“I always say it’s nice to have a man advantage, but if you don’t outwork those four guys, it’s not going to happen for you.’’
Midway through the second period, Lance Bouma was given a four-minute high-sticking penalty after hitting Kevan Miller. With the game scoreless, the Bruins went to work moving the puck around the Flames’ zone.
Iginla took control on the left side, waited for space to open up, then zipped a pass to Krejci at the point. Krejci spied Chara at the right circle and flung a pass that Chara one-timed into the net at 7:38. The captain roared with pleasure.
In the third period, again on the power play, Chara was in front of the net. And again, Iginla reined in the puck on the left side, firing a shot at the net. The puck bounced off Chara’s skates and he reached down and poked it past Flames goalie Reto Berra at 3:19.
They were the fifth and sixth power-play goals of the season for Chara and with nine goals, he is tied with Ottawa’s Erik Karlsson for the goal-scoring lead among defensemen. Chara also has five assists.
“He’s a huge man but he’s also got a huge reach — he finds those spots,’’ said Bruins coach Claude Julien. “He’s also been pretty good about reading off the guys who have the puck and sometimes it’s not about being the screen, sometimes it’s about being an outlet. He’s reading off guys pretty well. It’s been an adjustment for him, going from the back end to the front end, but he seems to be getting more and more comfortable.”

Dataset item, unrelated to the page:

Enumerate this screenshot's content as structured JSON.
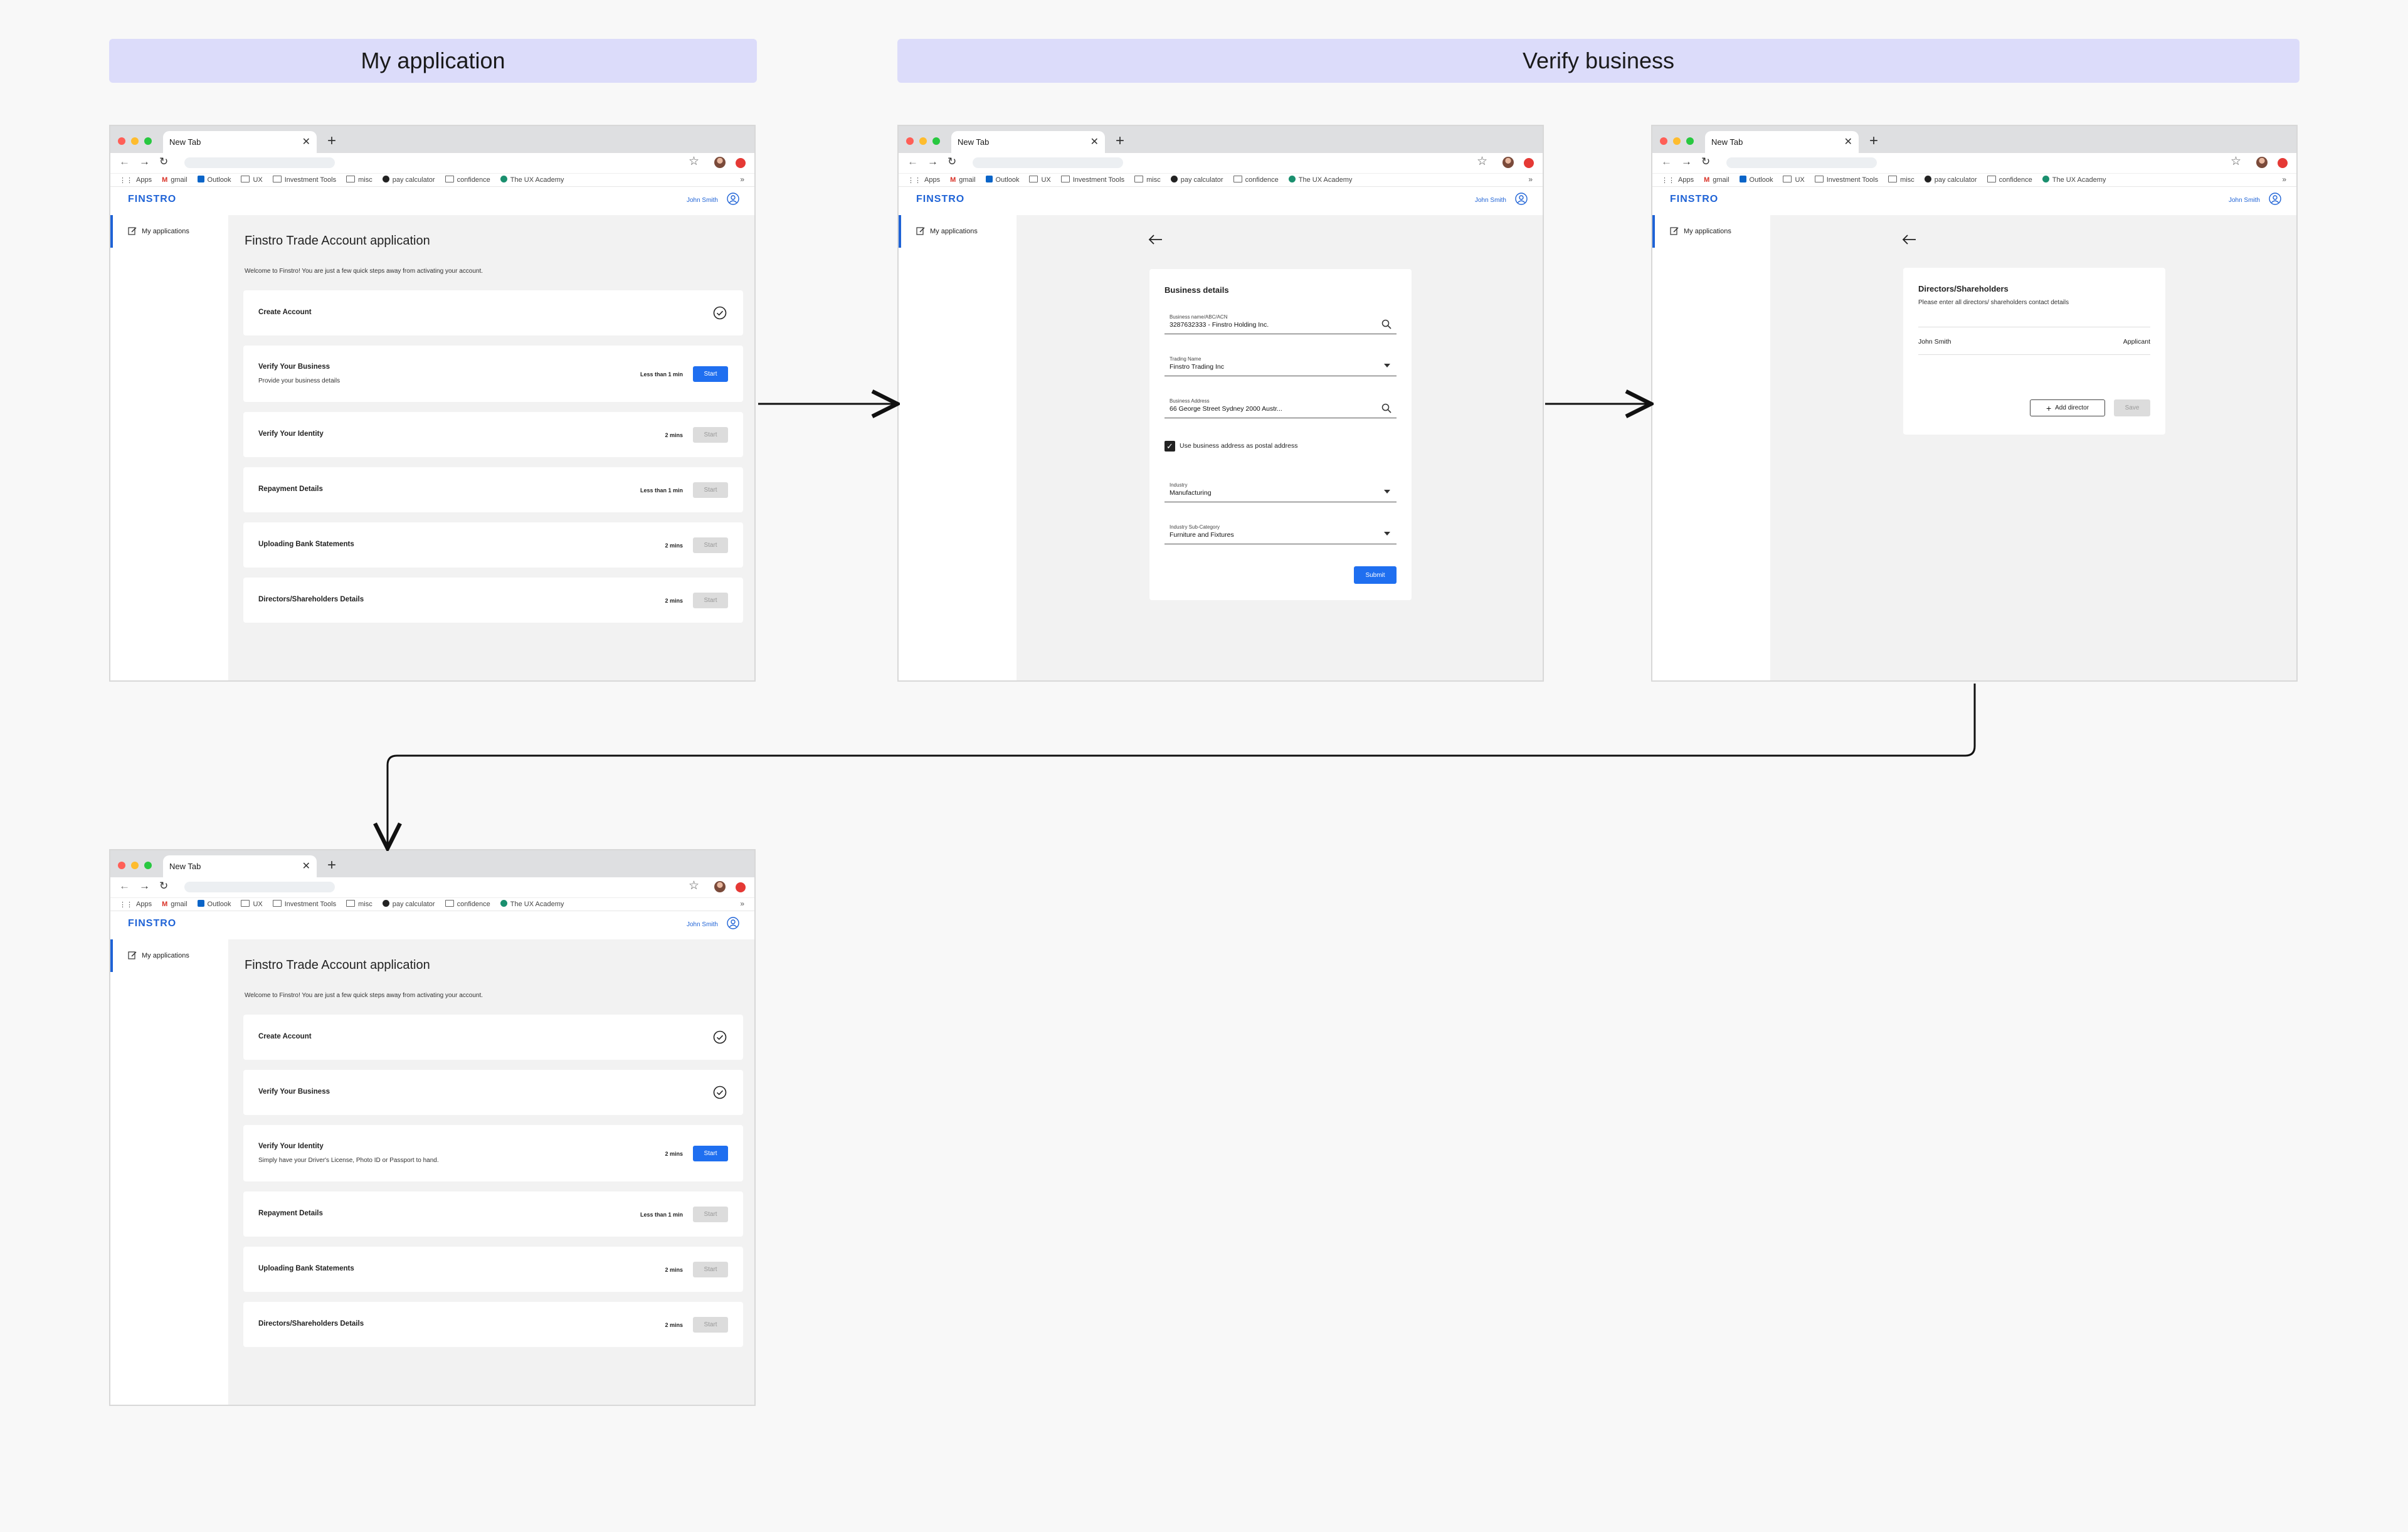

Chara has been on the front line of the power play throughout the season, but as the unit’s experience grows, the Bruins have found different ways to use Chara’s powerful shot and his hockey savvy.
“We’re just trying to work on it in practice, to read off each other,’’ Chara said. “Wherever the puck is, you just need to fill the spots and positions and that doesn’t always necessarily mean that I have to be in front.
“We can rotate; when you look at the game in Calgary, David was in front, was able to tip the puck and score.
“Sometimes [Milan Lucic], Iggy, whoever is in that position, closest, and is going to have to fill that spot and so we are able to now read off each other much better than we were maybe early on.
“That’s a way easier play that way than always running back to your spot and being maybe out of position.’’
Iginla was pivotal to Chara’s two goals, finding a way to get the puck to Chara.
“Nobody shoots it harder than him, so if we can, we get him shots,’’ said Iginla. “But at the same time, in front of the net, nobody’s stronger than him, so he’s a hard guy to push out of there.’’
Iginla said Chara’s ability on the forecheck adds to his power-play presence.
“We put him in and he’s big; as a D going back there, they have to contend with him and then big [Lucic] coming back,’’ said Iginla. “So we tend to win a lot of dump-ins and battles because of the guys’ size and their strength. So we’re lucky to have him on our power play, for sure.”